## EXERCISE PROMPT
Scan the records for the word "height". Return each line where it is found.

## App and web page records
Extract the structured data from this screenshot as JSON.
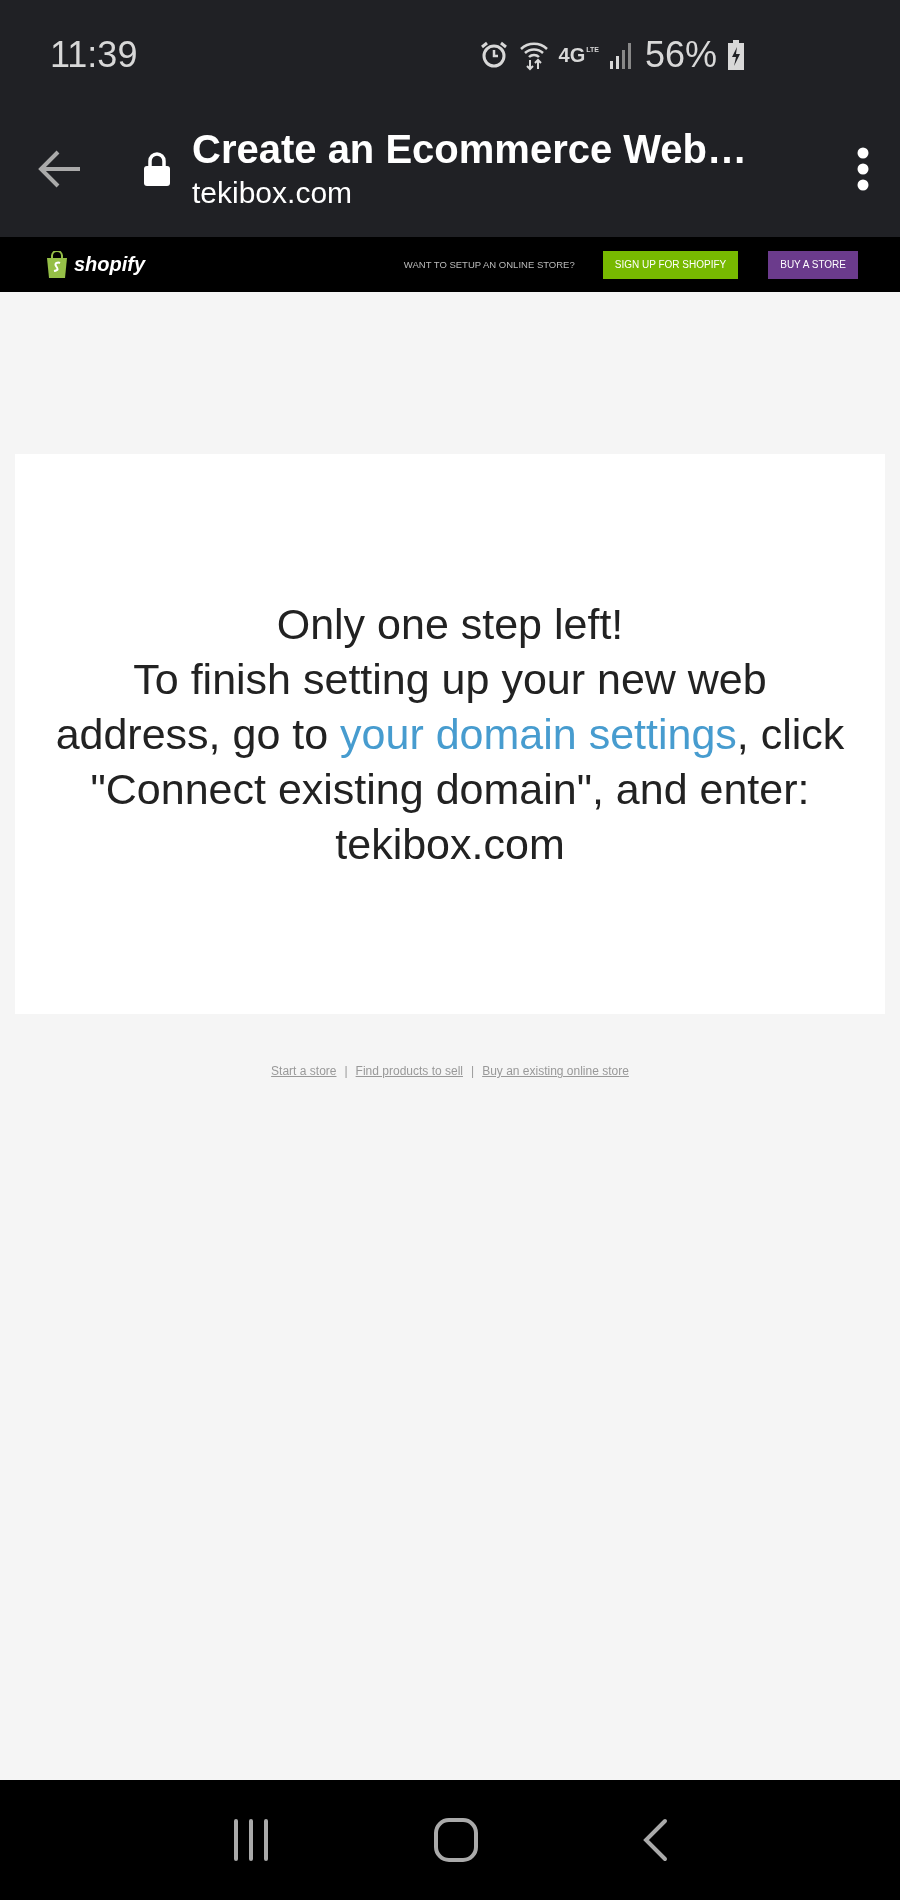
{
  "status_bar": {
    "time": "11:39",
    "network_type": "4G",
    "network_sub": "LTE",
    "battery": "56%"
  },
  "browser": {
    "title": "Create an Ecommerce Web…",
    "url": "tekibox.com"
  },
  "shopify_bar": {
    "logo": "shopify",
    "prompt": "WANT TO SETUP AN ONLINE STORE?",
    "buttons": [
      {
        "label": "SIGN UP FOR SHOPIFY",
        "kind": "signup"
      },
      {
        "label": "BUY A STORE",
        "kind": "buy"
      }
    ]
  },
  "card": {
    "heading": "Only one step left!",
    "before_link": "To finish setting up your new web address, go to ",
    "link": "your domain settings",
    "after_link": ", click \"Connect existing domain\", and enter: tekibox.com"
  },
  "footer_links": [
    "Start a store",
    "Find products to sell",
    "Buy an existing online store"
  ],
  "separator": "|"
}
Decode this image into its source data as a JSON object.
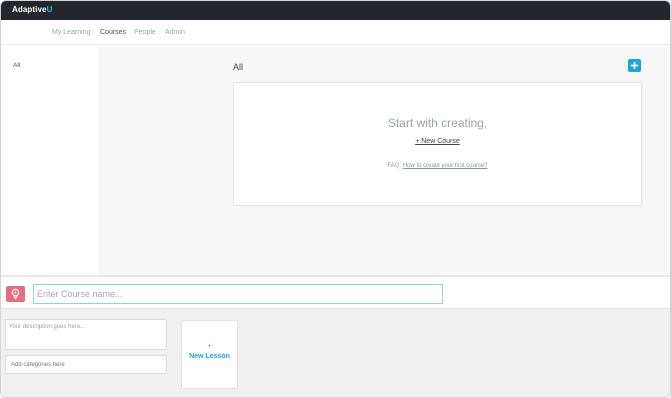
{
  "app": {
    "logo_text": "Adaptive",
    "logo_accent": "U",
    "accent_color": "#1ea6d9"
  },
  "nav": {
    "items": [
      {
        "label": "My Learning",
        "active": false
      },
      {
        "label": "Courses",
        "active": true
      },
      {
        "label": "People",
        "active": false
      },
      {
        "label": "Admin",
        "active": false
      }
    ]
  },
  "sidebar": {
    "items": [
      {
        "label": "All"
      }
    ]
  },
  "main": {
    "section_title": "All",
    "add_button_icon": "plus-icon",
    "empty_state": {
      "heading": "Start with creating,",
      "new_course_link": "+ New Course",
      "faq_prefix": "FAQ:",
      "faq_link": "How to create your first course?"
    }
  },
  "editor": {
    "course_icon": "location-pin-icon",
    "course_icon_color": "#e86c7d",
    "name_placeholder": "Enter Course name...",
    "description_placeholder": "Your description goes here...",
    "categories_placeholder": "Add categories here",
    "new_lesson_plus": "+",
    "new_lesson_label": "New Lesson"
  }
}
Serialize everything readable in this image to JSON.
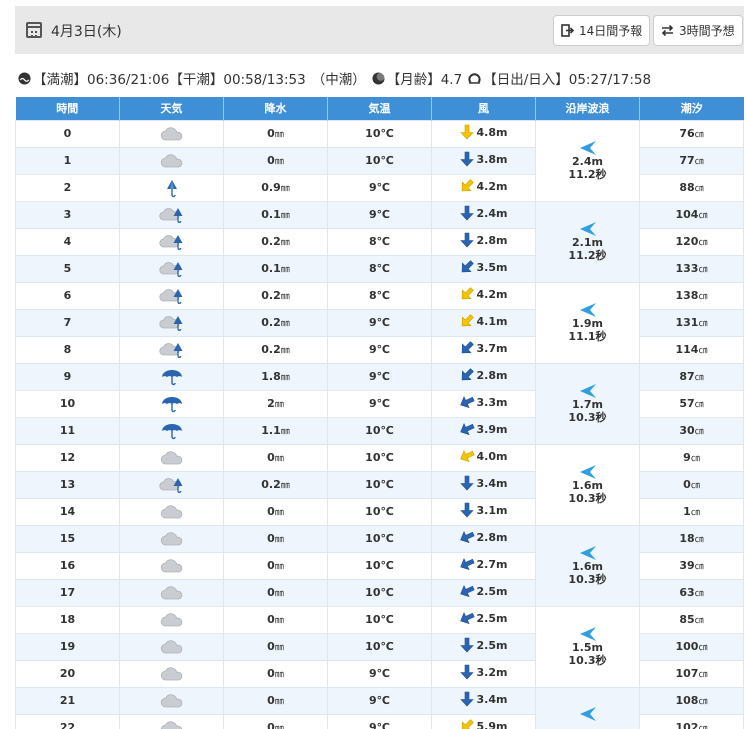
{
  "header": {
    "date": "4月3日(木)",
    "btn_14day": "14日間予報",
    "btn_3hour": "3時間予想"
  },
  "info": {
    "high_tide": "【満潮】06:36/21:06",
    "low_tide": "【干潮】00:58/13:53",
    "tide_type": "（中潮）",
    "moon_age": "【月齢】4.7",
    "sun": "【日出/日入】05:27/17:58"
  },
  "columns": [
    "時間",
    "天気",
    "降水",
    "気温",
    "風",
    "沿岸波浪",
    "潮汐"
  ],
  "colors": {
    "header_blue": "#3f8fd7",
    "row_alt": "#eef5fc",
    "wind_yellow": "#f5c400",
    "wind_blue": "#2b65b0",
    "wave_blue": "#2f9fe0"
  },
  "rows": [
    {
      "hour": "0",
      "weather": "cloudy",
      "rain": "0",
      "temp": "10℃",
      "wind_dir": "S",
      "wind_strong": true,
      "wind": "4.8m",
      "tide": "76"
    },
    {
      "hour": "1",
      "weather": "cloudy",
      "rain": "0",
      "temp": "10℃",
      "wind_dir": "S",
      "wind_strong": false,
      "wind": "3.8m",
      "tide": "77"
    },
    {
      "hour": "2",
      "weather": "rain",
      "rain": "0.9",
      "temp": "9℃",
      "wind_dir": "SW",
      "wind_strong": true,
      "wind": "4.2m",
      "tide": "88"
    },
    {
      "hour": "3",
      "weather": "cloudy-rain",
      "rain": "0.1",
      "temp": "9℃",
      "wind_dir": "S",
      "wind_strong": false,
      "wind": "2.4m",
      "tide": "104"
    },
    {
      "hour": "4",
      "weather": "cloudy-rain",
      "rain": "0.2",
      "temp": "8℃",
      "wind_dir": "S",
      "wind_strong": false,
      "wind": "2.8m",
      "tide": "120"
    },
    {
      "hour": "5",
      "weather": "cloudy-rain",
      "rain": "0.1",
      "temp": "8℃",
      "wind_dir": "SW",
      "wind_strong": false,
      "wind": "3.5m",
      "tide": "133"
    },
    {
      "hour": "6",
      "weather": "cloudy-rain",
      "rain": "0.2",
      "temp": "8℃",
      "wind_dir": "SW",
      "wind_strong": true,
      "wind": "4.2m",
      "tide": "138"
    },
    {
      "hour": "7",
      "weather": "cloudy-rain",
      "rain": "0.2",
      "temp": "9℃",
      "wind_dir": "SW",
      "wind_strong": true,
      "wind": "4.1m",
      "tide": "131"
    },
    {
      "hour": "8",
      "weather": "cloudy-rain",
      "rain": "0.2",
      "temp": "9℃",
      "wind_dir": "SW",
      "wind_strong": false,
      "wind": "3.7m",
      "tide": "114"
    },
    {
      "hour": "9",
      "weather": "umbrella",
      "rain": "1.8",
      "temp": "9℃",
      "wind_dir": "SW",
      "wind_strong": false,
      "wind": "2.8m",
      "tide": "87"
    },
    {
      "hour": "10",
      "weather": "umbrella",
      "rain": "2",
      "temp": "9℃",
      "wind_dir": "WSW",
      "wind_strong": false,
      "wind": "3.3m",
      "tide": "57"
    },
    {
      "hour": "11",
      "weather": "umbrella",
      "rain": "1.1",
      "temp": "10℃",
      "wind_dir": "WSW",
      "wind_strong": false,
      "wind": "3.9m",
      "tide": "30"
    },
    {
      "hour": "12",
      "weather": "cloudy",
      "rain": "0",
      "temp": "10℃",
      "wind_dir": "WSW",
      "wind_strong": true,
      "wind": "4.0m",
      "tide": "9"
    },
    {
      "hour": "13",
      "weather": "cloudy-rain",
      "rain": "0.2",
      "temp": "10℃",
      "wind_dir": "S",
      "wind_strong": false,
      "wind": "3.4m",
      "tide": "0"
    },
    {
      "hour": "14",
      "weather": "cloudy",
      "rain": "0",
      "temp": "10℃",
      "wind_dir": "S",
      "wind_strong": false,
      "wind": "3.1m",
      "tide": "1"
    },
    {
      "hour": "15",
      "weather": "cloudy",
      "rain": "0",
      "temp": "10℃",
      "wind_dir": "WSW",
      "wind_strong": false,
      "wind": "2.8m",
      "tide": "18"
    },
    {
      "hour": "16",
      "weather": "cloudy",
      "rain": "0",
      "temp": "10℃",
      "wind_dir": "WSW",
      "wind_strong": false,
      "wind": "2.7m",
      "tide": "39"
    },
    {
      "hour": "17",
      "weather": "cloudy",
      "rain": "0",
      "temp": "10℃",
      "wind_dir": "WSW",
      "wind_strong": false,
      "wind": "2.5m",
      "tide": "63"
    },
    {
      "hour": "18",
      "weather": "cloudy",
      "rain": "0",
      "temp": "10℃",
      "wind_dir": "WSW",
      "wind_strong": false,
      "wind": "2.5m",
      "tide": "85"
    },
    {
      "hour": "19",
      "weather": "cloudy",
      "rain": "0",
      "temp": "10℃",
      "wind_dir": "S",
      "wind_strong": false,
      "wind": "2.5m",
      "tide": "100"
    },
    {
      "hour": "20",
      "weather": "cloudy",
      "rain": "0",
      "temp": "9℃",
      "wind_dir": "S",
      "wind_strong": false,
      "wind": "3.2m",
      "tide": "107"
    },
    {
      "hour": "21",
      "weather": "cloudy",
      "rain": "0",
      "temp": "9℃",
      "wind_dir": "S",
      "wind_strong": false,
      "wind": "3.4m",
      "tide": "108"
    },
    {
      "hour": "22",
      "weather": "cloudy",
      "rain": "0",
      "temp": "9℃",
      "wind_dir": "SW",
      "wind_strong": true,
      "wind": "5.9m",
      "tide": "102"
    }
  ],
  "waves": [
    {
      "height": "2.4m",
      "period": "11.2秒"
    },
    {
      "height": "2.1m",
      "period": "11.2秒"
    },
    {
      "height": "1.9m",
      "period": "11.1秒"
    },
    {
      "height": "1.7m",
      "period": "10.3秒"
    },
    {
      "height": "1.6m",
      "period": "10.3秒"
    },
    {
      "height": "1.6m",
      "period": "10.3秒"
    },
    {
      "height": "1.5m",
      "period": "10.3秒"
    },
    {
      "height": "",
      "period": ""
    }
  ],
  "units": {
    "rain": "㎜",
    "tide": "㎝"
  }
}
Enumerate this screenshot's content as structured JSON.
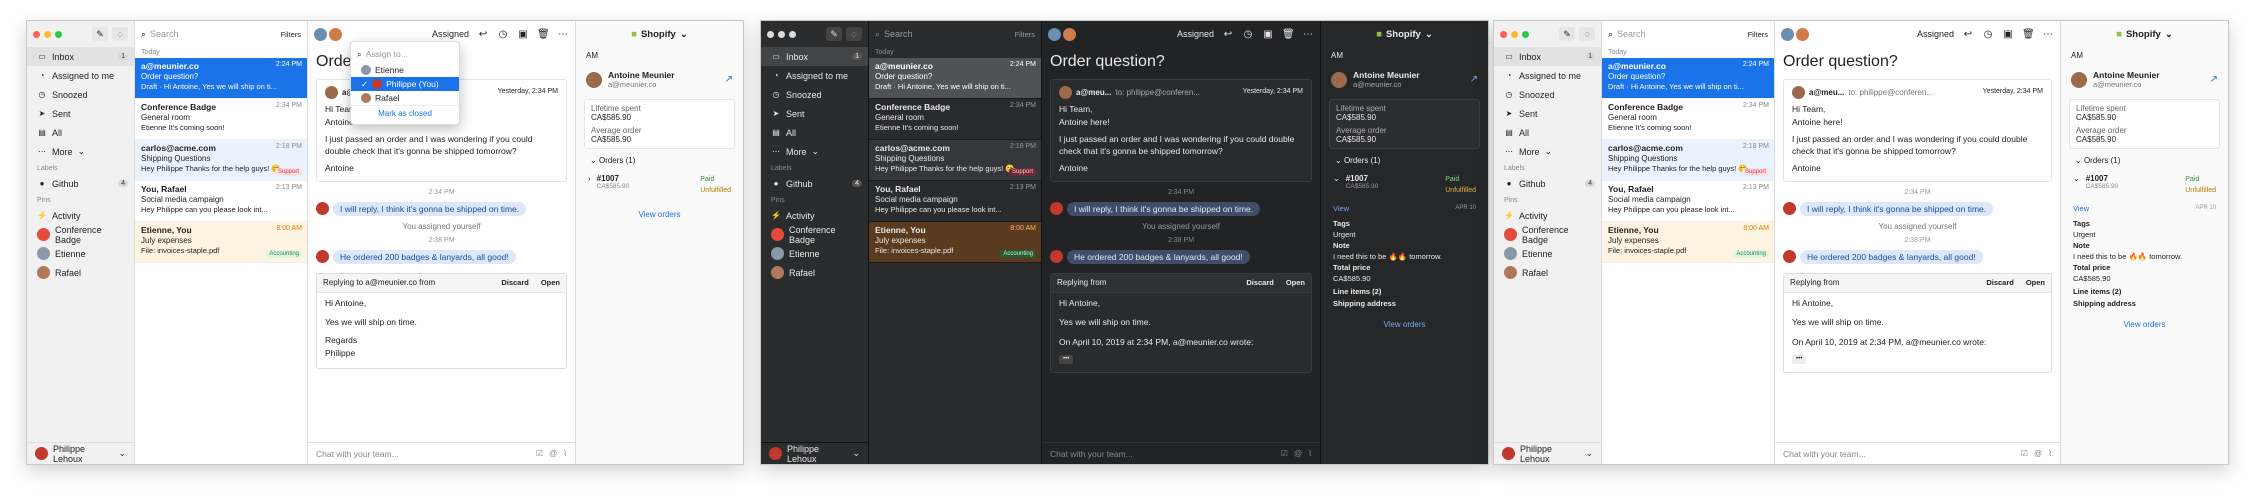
{
  "colors": {
    "accent": "#1a73e8",
    "red": "#ff5f57",
    "yellow": "#ffbd2e",
    "green": "#28c840",
    "shopify": "#95bf47"
  },
  "nav": {
    "inbox": "Inbox",
    "inbox_count": "1",
    "assigned": "Assigned to me",
    "snoozed": "Snoozed",
    "sent": "Sent",
    "all": "All",
    "more": "More",
    "labels": "Labels",
    "github": "Github",
    "github_count": "4",
    "pins": "Pins",
    "activity": "Activity",
    "conference": "Conference Badge",
    "etienne": "Etienne",
    "rafael": "Rafael",
    "user": "Philippe Lehoux"
  },
  "list": {
    "search_placeholder": "Search",
    "filters": "Filters",
    "today": "Today",
    "items": [
      {
        "from": "a@meunier.co",
        "time": "2:24 PM",
        "subject": "Order question?",
        "preview": "Draft · Hi Antoine, Yes we will ship on ti..."
      },
      {
        "from": "Conference Badge",
        "time": "2:34 PM",
        "subject": "General room",
        "preview": "Etienne It's coming soon!"
      },
      {
        "from": "carlos@acme.com",
        "time": "2:18 PM",
        "subject": "Shipping Questions",
        "preview": "Hey Philippe Thanks for the help guys! 😊",
        "tag": "Support"
      },
      {
        "from": "You, Rafael",
        "time": "2:13 PM",
        "subject": "Social media campaign",
        "preview": "Hey Philippe can you please look int..."
      },
      {
        "from": "Etienne, You",
        "time": "8:00 AM",
        "subject": "July expenses",
        "preview": "File: invoices-staple.pdf",
        "tag": "Accounting"
      }
    ]
  },
  "conv": {
    "assigned_label": "Assigned",
    "subject": "Order question?",
    "email_from": "a@meu...",
    "email_to": "to: philippe@conferen...",
    "email_date": "Yesterday, 2:34 PM",
    "greeting": "Hi Team,",
    "name_line": "Antoine here!",
    "body": "I just passed an order and I was wondering if you could double check that it's gonna be shipped tomorrow?",
    "signature": "Antoine",
    "t1": "2:34 PM",
    "comment1": "I will reply, I think it's gonna be shipped on time.",
    "sys1": "You assigned yourself",
    "t2": "2:38 PM",
    "comment2": "He ordered 200 badges & lanyards, all good!",
    "reply_header": "Replying to a@meunier.co from",
    "reply_header_short": "Replying from",
    "discard": "Discard",
    "open": "Open",
    "reply_hi": "Hi Antoine,",
    "reply_body": "Yes we will ship on time.",
    "regards": "Regards",
    "regards_name": "Philippe",
    "quote": "On April 10, 2019 at 2:34 PM, a@meunier.co wrote:",
    "ellipsis": "•••",
    "composer": "Chat with your team..."
  },
  "dropdown": {
    "placeholder": "Assign to...",
    "options": [
      "Etienne",
      "Philippe (You)",
      "Rafael"
    ],
    "mark": "Mark as closed"
  },
  "ctx": {
    "title": "Shopify",
    "tab": "AM",
    "name": "Antoine Meunier",
    "email": "a@meunier.co",
    "lifetime_label": "Lifetime spent",
    "lifetime": "CA$585.90",
    "avg_label": "Average order",
    "avg": "CA$585.90",
    "orders_label": "Orders (1)",
    "order_no": "#1007",
    "order_amt": "CA$585.90",
    "paid": "Paid",
    "unfulfilled": "Unfulfilled",
    "view": "View",
    "date": "APR 10",
    "tags_label": "Tags",
    "tags": "Urgent",
    "note_label": "Note",
    "note": "I need this to be 🔥🔥 tomorrow.",
    "total_label": "Total price",
    "total": "CA$585.90",
    "line_items": "Line items (2)",
    "shipping": "Shipping address",
    "view_orders": "View orders"
  }
}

## PROBLEM SOLUTION
      "height": "2.4m",
      "height": "2.1m",
      "height": "1.9m",
      "height": "1.7m",
      "height": "1.6m",
      "height": "1.6m",
      "height": "1.5m",
      "height": "",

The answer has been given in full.